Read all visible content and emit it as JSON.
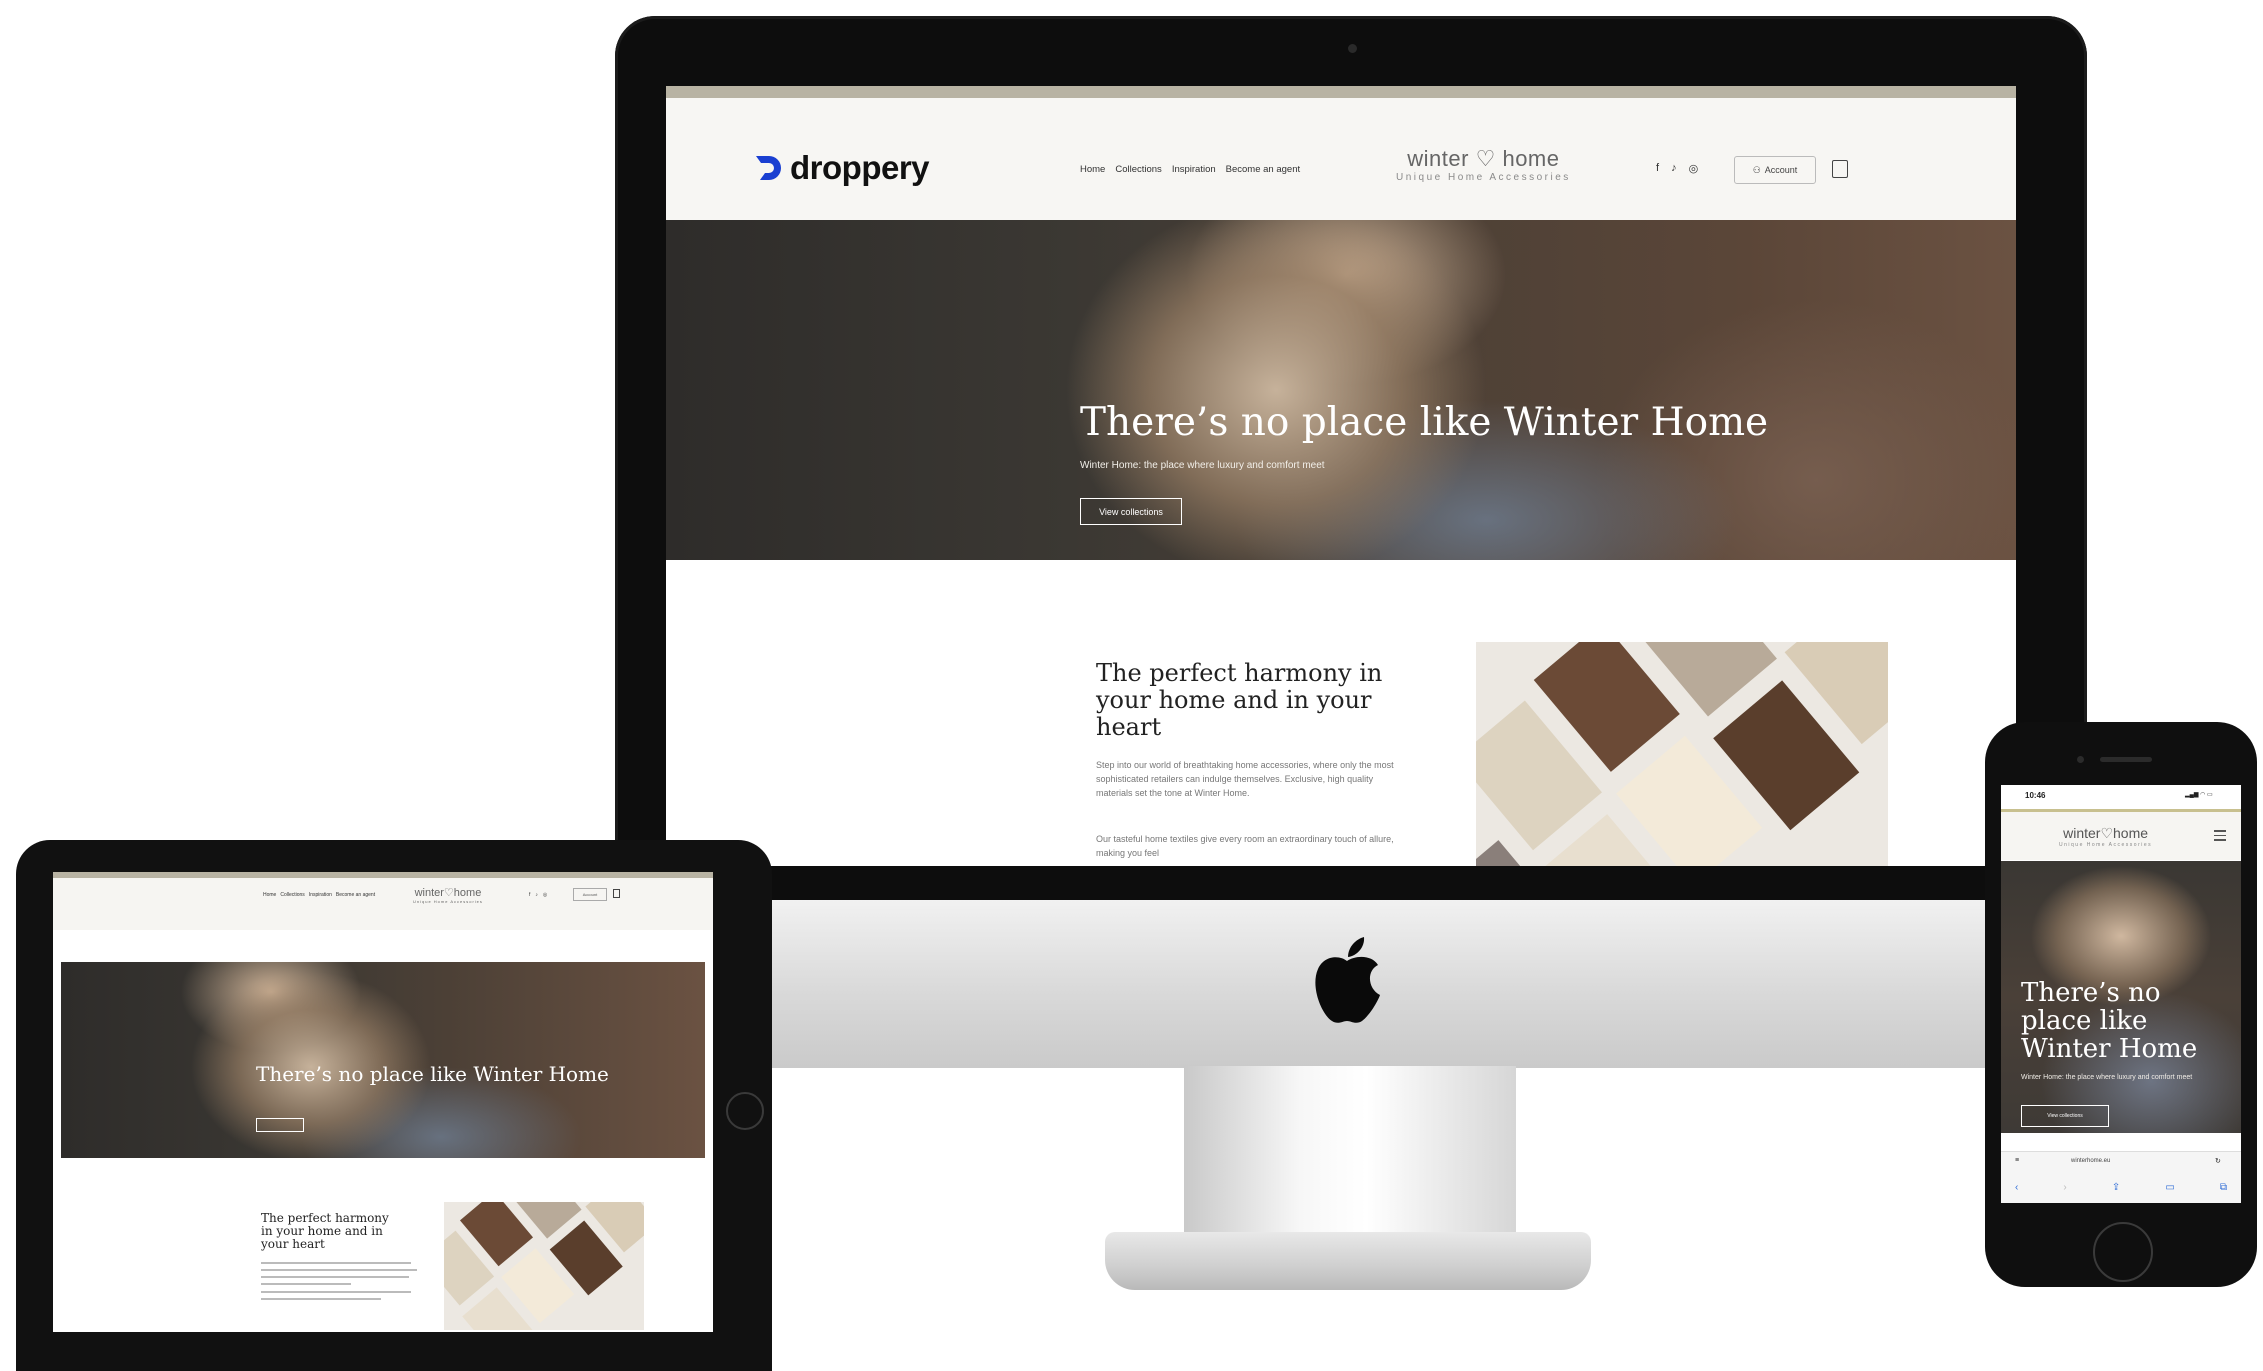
{
  "imac": {
    "site": {
      "logo_text": "droppery",
      "nav": [
        "Home",
        "Collections",
        "Inspiration",
        "Become an agent"
      ],
      "brand_name": "winter",
      "brand_name_2": "home",
      "brand_tagline": "Unique Home Accessories",
      "account_label": "Account",
      "hero_title": "There’s no place like Winter Home",
      "hero_subtitle": "Winter Home: the place where luxury and comfort meet",
      "hero_button": "View collections",
      "section_title": "The perfect harmony in your home and in your heart",
      "section_p1": "Step into our world of breathtaking home accessories, where only the most sophisticated retailers can indulge themselves. Exclusive, high quality materials set the tone at Winter Home.",
      "section_p2": "Our tasteful home textiles give every room an extraordinary touch of allure, making you feel"
    }
  },
  "ipad": {
    "site": {
      "brand_name": "winter",
      "brand_name_2": "home",
      "brand_tagline": "Unique Home Accessories",
      "hero_title": "There’s no place like Winter Home",
      "section_title": "The perfect harmony in your home and in your heart"
    }
  },
  "iphone": {
    "status_time": "10:46",
    "site": {
      "brand_name": "winter",
      "brand_name_2": "home",
      "brand_tagline": "Unique Home Accessories",
      "hero_title": "There’s no place like Winter Home",
      "hero_subtitle": "Winter Home: the place where luxury and comfort meet",
      "hero_button": "View collections",
      "url": "winterhome.eu"
    }
  },
  "colors": {
    "accent_strip": "#b8b3a3",
    "droppery_blue": "#1a3fd1",
    "safari_blue": "#2d6bd6"
  }
}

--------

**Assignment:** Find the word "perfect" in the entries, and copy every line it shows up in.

**Solution to the problem:**
      "section_title": "The perfect harmony in your home and in your heart",
      "section_title": "The perfect harmony in your home and in your heart"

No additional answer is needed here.